PROBLEM STATEMENT —
Copy each line below that includes "kind".

Page and application data records:
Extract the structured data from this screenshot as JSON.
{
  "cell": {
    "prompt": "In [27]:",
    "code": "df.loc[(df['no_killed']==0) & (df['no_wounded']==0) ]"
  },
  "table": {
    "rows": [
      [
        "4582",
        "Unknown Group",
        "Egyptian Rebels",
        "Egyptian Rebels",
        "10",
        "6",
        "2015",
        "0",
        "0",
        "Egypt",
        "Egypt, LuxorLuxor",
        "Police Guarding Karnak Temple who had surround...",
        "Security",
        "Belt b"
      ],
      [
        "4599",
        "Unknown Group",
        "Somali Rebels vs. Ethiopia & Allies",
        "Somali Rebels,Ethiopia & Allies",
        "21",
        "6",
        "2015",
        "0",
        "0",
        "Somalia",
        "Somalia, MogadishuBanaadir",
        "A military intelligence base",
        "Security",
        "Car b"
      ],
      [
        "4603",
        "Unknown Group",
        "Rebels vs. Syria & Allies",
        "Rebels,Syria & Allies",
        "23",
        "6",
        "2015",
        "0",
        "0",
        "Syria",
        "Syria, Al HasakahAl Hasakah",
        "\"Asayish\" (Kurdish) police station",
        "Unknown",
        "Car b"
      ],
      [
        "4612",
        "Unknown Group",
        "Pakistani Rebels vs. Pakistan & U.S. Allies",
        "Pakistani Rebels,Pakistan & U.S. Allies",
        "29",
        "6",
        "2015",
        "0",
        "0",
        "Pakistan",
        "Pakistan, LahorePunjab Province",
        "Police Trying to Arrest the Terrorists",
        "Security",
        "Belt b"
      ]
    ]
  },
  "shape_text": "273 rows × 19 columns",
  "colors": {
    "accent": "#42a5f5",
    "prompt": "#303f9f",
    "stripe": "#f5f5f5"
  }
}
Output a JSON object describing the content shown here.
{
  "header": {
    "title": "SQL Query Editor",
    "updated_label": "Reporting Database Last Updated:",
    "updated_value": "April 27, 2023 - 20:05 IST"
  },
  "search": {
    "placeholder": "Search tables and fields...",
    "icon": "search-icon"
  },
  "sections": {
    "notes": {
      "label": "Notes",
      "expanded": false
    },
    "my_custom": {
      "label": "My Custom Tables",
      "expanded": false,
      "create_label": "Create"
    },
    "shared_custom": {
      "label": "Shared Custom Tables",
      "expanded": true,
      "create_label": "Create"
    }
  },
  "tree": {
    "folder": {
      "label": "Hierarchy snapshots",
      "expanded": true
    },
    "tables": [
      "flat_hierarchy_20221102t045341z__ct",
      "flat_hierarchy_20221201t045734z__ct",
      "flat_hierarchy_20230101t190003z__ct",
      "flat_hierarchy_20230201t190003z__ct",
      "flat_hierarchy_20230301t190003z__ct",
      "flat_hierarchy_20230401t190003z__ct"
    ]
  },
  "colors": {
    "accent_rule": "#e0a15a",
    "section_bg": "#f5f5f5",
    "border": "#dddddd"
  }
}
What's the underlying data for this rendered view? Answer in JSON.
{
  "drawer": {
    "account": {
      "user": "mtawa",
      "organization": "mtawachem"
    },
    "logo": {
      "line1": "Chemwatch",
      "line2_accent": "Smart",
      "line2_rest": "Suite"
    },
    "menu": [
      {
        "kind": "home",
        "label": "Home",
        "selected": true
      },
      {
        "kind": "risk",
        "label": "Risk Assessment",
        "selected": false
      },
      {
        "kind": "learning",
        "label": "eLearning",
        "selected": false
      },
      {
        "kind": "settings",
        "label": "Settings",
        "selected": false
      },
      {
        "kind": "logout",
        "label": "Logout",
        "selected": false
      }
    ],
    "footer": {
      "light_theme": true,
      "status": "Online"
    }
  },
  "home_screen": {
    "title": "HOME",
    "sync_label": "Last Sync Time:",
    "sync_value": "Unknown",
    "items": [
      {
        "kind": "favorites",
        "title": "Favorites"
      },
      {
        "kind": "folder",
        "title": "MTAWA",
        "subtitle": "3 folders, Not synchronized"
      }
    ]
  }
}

SOLUTION —
        "kind": "home",
        "kind": "risk",
        "kind": "learning",
        "kind": "settings",
        "kind": "logout",
        "kind": "favorites",
        "kind": "folder",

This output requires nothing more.